I read with interest the letter by Klaus Rose et al. regarding the article about delayed diagnosis of severe medical conditions during the coronavirus disease 2019 (COVID-19) pandemic.1 The authors stressed the importance of recognizing that delayed presentation of patients, during the COVID-19 pandemic, was not limited to the pediatric population. I agree with this important point, and the article does not claim otherwise. The presented cases are pediatric, given that they took place in a pediatric department, but it is reasonable to assume that adults have faced the same challenges.

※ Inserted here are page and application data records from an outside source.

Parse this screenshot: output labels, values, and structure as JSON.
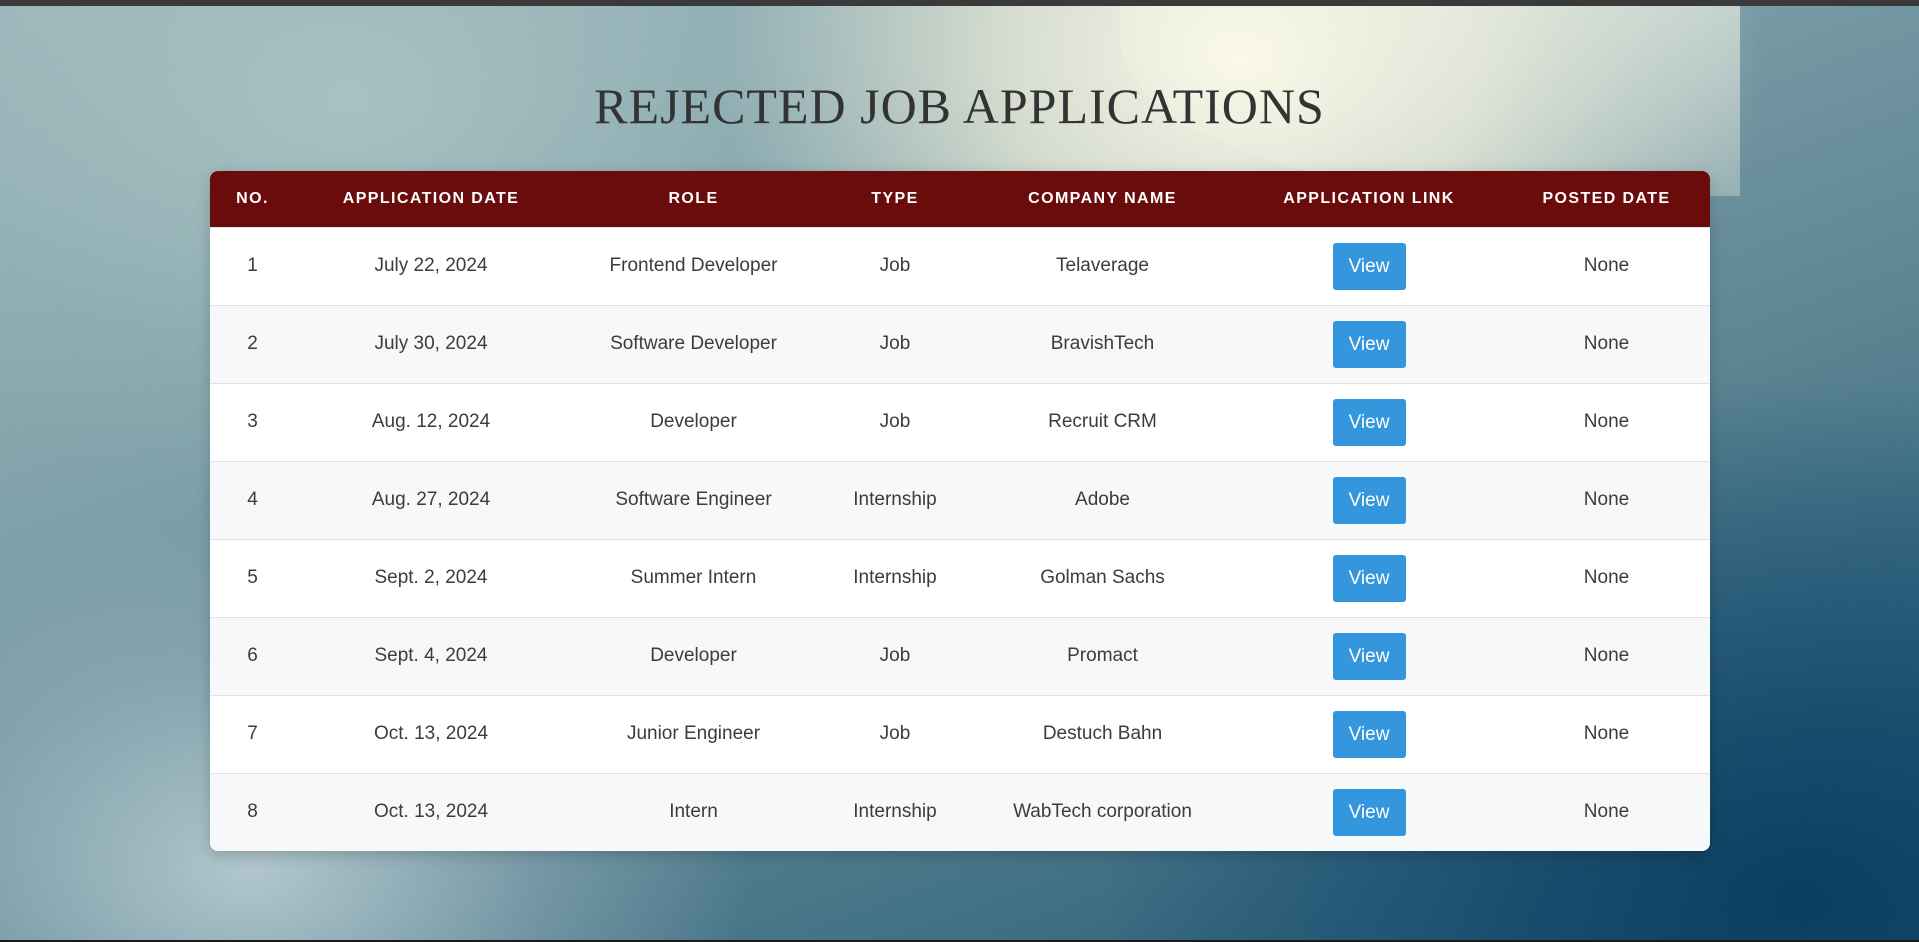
{
  "page": {
    "title": "REJECTED JOB APPLICATIONS"
  },
  "table": {
    "headers": [
      "NO.",
      "APPLICATION DATE",
      "ROLE",
      "TYPE",
      "COMPANY NAME",
      "APPLICATION LINK",
      "POSTED DATE"
    ],
    "rows": [
      {
        "no": "1",
        "date": "July 22, 2024",
        "role": "Frontend Developer",
        "type": "Job",
        "company": "Telaverage",
        "link": "View",
        "posted": "None"
      },
      {
        "no": "2",
        "date": "July 30, 2024",
        "role": "Software Developer",
        "type": "Job",
        "company": "BravishTech",
        "link": "View",
        "posted": "None"
      },
      {
        "no": "3",
        "date": "Aug. 12, 2024",
        "role": "Developer",
        "type": "Job",
        "company": "Recruit CRM",
        "link": "View",
        "posted": "None"
      },
      {
        "no": "4",
        "date": "Aug. 27, 2024",
        "role": "Software Engineer",
        "type": "Internship",
        "company": "Adobe",
        "link": "View",
        "posted": "None"
      },
      {
        "no": "5",
        "date": "Sept. 2, 2024",
        "role": "Summer Intern",
        "type": "Internship",
        "company": "Golman Sachs",
        "link": "View",
        "posted": "None"
      },
      {
        "no": "6",
        "date": "Sept. 4, 2024",
        "role": "Developer",
        "type": "Job",
        "company": "Promact",
        "link": "View",
        "posted": "None"
      },
      {
        "no": "7",
        "date": "Oct. 13, 2024",
        "role": "Junior Engineer",
        "type": "Job",
        "company": "Destuch Bahn",
        "link": "View",
        "posted": "None"
      },
      {
        "no": "8",
        "date": "Oct. 13, 2024",
        "role": "Intern",
        "type": "Internship",
        "company": "WabTech corporation",
        "link": "View",
        "posted": "None"
      }
    ]
  },
  "colors": {
    "header_bg": "#6b0c0c",
    "button_bg": "#3497de",
    "title_text": "#333333"
  }
}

The authors raise a question of the need to differentiate between adolescents and adults given that some of them are physiologically like adults, and that the differentiation is for administrative reasons. This seems a technical differentiation, but it is not. Specifically in this article, we deal, not with a medical condition unique to pediatrics, but rather with parental decisions regarding their children. This is where the administrative reasons and the medical reasons meet. A 16-year-old, even if physiologically he resembles an adult, still cannot decide for himself to go the emergency room, and cannot be admitted to the hospital or treated without parental approval. Adults can make decisions whether to seek medical treatment, and deal with the consequences of their decisions. Adolescents have their parents make decisions on their behalf, and therefore they need to receive special consideration, and protection. In the case of the 16-year-old, as mentioned in the article, the parents received medical recommendation for admission and treatment, but opted to go home. Their decision had a long-term impact on their child, which is different than an adult making this decision for himself and facing the consequences. For this reason, I think that special consideration should be given to the pediatric population, just like we require parental consent for participating in research, even in a 17-year-and-11-month-old adolescent.
Nevertheless, the message regarding delayed diagnosis during the COVID-19 pandemic, leading to medical complications, is true for all the population, adults and children.